So, WUNC is dropping classical music in favor of a news and information format, "to focus on our public service mission," as WUNC General Manager Joan Siefert Rose put it.
There was much rejoicing this weekend after the station announced the changes. The prevailing theory seems to be that WUNC's classical programming was so bad, almost anything would be better. But why did a radio station with WUNC's assets produce poor programming for so long?
Answer: It was cheap.
"If it were all about the money, we wouldn't be making any changes," Rose said last week. "It was a lot cheaper to broadcast the classical music." So cheap, in fact, it left the radio station flush after years of successful fundraising and ritual public poor-mouthing of the station's finances.
Consequently, the station has the money to buy the new, expensive national shows without necessarily raising its fundraising goals. "There have been prudent fiscal decisions made over the years," said Rose, who joined the station in February.
For some time public radio marketers have felt classical music hasn't been pulling its weight. Public radio stations all over the country have been ditching the format despite its low cost.

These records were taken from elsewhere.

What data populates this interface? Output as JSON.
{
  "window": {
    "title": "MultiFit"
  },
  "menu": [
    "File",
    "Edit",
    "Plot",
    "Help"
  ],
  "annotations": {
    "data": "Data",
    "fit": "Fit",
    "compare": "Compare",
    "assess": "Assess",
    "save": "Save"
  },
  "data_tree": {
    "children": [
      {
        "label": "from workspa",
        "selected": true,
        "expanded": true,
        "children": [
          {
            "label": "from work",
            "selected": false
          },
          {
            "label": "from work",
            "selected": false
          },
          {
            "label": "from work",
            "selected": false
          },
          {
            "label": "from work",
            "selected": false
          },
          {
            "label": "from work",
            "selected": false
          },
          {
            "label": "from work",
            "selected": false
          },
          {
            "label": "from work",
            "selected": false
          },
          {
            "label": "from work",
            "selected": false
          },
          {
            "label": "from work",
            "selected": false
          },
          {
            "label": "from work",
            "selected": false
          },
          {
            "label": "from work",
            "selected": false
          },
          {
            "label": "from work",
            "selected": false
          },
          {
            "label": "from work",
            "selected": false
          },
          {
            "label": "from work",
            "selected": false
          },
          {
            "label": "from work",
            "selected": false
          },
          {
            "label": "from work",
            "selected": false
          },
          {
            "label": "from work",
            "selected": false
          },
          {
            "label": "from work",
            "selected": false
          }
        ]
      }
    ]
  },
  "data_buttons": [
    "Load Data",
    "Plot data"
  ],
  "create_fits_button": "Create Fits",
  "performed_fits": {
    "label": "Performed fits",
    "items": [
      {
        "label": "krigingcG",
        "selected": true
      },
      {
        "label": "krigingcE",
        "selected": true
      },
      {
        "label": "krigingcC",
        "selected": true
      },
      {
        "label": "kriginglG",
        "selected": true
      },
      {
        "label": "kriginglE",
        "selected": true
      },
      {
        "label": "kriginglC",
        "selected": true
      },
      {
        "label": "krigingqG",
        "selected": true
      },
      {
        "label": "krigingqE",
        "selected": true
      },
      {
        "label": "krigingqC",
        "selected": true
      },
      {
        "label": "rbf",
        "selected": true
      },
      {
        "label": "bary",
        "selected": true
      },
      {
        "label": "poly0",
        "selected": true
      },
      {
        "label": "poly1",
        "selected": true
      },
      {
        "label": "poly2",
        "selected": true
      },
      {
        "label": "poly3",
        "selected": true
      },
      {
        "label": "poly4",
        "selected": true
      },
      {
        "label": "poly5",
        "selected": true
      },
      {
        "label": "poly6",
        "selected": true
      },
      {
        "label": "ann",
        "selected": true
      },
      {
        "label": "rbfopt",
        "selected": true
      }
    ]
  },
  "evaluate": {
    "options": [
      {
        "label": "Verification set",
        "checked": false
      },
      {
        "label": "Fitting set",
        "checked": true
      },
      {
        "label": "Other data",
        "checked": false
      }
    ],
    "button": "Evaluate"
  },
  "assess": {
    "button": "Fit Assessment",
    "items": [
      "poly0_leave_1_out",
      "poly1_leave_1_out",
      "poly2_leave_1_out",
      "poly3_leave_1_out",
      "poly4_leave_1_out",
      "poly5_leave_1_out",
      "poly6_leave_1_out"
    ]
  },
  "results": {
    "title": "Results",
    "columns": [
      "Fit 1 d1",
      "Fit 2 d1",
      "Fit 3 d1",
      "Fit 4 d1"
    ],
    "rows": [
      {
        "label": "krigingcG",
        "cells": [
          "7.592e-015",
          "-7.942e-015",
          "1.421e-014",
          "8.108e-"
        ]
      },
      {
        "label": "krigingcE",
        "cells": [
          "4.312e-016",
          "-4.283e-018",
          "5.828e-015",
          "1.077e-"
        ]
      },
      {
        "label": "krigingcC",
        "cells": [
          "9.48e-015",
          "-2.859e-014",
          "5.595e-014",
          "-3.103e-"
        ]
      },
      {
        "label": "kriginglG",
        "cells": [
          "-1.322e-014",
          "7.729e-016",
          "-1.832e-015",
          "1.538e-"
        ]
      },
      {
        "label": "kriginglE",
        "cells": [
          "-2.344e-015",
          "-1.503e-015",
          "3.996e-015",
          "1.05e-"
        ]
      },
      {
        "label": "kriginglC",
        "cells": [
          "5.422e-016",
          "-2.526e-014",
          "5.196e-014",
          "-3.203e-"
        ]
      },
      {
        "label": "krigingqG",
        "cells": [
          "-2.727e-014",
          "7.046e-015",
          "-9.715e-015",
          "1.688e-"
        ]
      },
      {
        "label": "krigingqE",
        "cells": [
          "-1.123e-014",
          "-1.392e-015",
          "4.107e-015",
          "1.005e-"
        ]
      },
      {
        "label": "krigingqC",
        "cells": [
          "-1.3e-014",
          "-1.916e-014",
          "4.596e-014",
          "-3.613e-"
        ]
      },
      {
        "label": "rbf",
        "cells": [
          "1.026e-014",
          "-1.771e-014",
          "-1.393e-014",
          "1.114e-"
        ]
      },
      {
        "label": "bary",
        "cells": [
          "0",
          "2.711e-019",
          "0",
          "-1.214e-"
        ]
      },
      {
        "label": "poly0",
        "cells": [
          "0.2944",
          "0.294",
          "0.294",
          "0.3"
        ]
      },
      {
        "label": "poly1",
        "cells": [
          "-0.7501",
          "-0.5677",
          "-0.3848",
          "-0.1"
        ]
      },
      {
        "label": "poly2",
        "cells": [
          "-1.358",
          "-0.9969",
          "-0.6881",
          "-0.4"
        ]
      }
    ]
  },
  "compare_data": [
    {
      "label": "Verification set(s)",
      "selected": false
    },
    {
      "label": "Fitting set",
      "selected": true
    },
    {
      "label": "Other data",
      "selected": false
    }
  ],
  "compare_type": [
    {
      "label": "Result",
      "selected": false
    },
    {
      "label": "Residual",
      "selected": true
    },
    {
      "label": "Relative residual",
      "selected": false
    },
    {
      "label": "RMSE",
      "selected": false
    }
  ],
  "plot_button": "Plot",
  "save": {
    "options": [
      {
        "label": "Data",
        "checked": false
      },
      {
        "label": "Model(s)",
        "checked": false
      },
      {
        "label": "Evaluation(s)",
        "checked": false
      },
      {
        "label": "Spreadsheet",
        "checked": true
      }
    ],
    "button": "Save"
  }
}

In 1999, a research firm called Audience Research Analysis (they list WUNC as a client) issued a widely circulated report, saying among other things: "Local classical music is widely heard but not as highly valued [as news shows like Morning Edition]. While it generates almost a quarter of the listening to public radio, it produces a fifth of all listener support."
According to the ARA, listener support is a proxy for the service public radio stations provide; if listeners give you money, you must have provided a public service. It's a comforting rationalization for public radio programmers forced by Congress and the Corporation for Public Broadcasting to become more "efficient"--to become part of the same sort of market economy public radio was supposed to ignore--while still claiming to provide a service.
In 1995, members of the Republican-controlled Congress increased their attack on "liberal" public radio and vowed to "zero out" funding for the Corporation for Public Broadcasting. Although that never happened, the CPB issued new performance standards in early 1996: Keep your Arbitron ratings up, or lose your CPB funding.
That reliance on ratings, along with a nationwide movement to "professionalize" public radio by dismissing station volunteers, has ushered in an era of branding and marketing, increasingly intrusive corporate underwriting, the consolidation of stations and the ascendancy of national shows delivering wealthy, educated, deep-pocketed audiences. Bigger, single-format radio stations are the new standard, and the word most often associated with local programming is "expensive."
"We're not a 'smaller is better' enterprise anymore, and none of us can think with that kind of mind-set," said Richard Madden, the CPB's vice president for radio, in a speech last May.
The ARA report says that public radio listeners who donate money prefer news to music, entertainment to news and network programming to local programming. Maybe it's just coincidental, but WUNC's programming will now be 85 percent national network news and entertainment.
To its credit, the station has made a significant investment in its local news operation--new staff, new equipment.
"We've decided to do what we do best," said Rose. Not exactly a rousing endorsement of experimentation and risk-taking at WUNC.
Is there really no more room in the booth?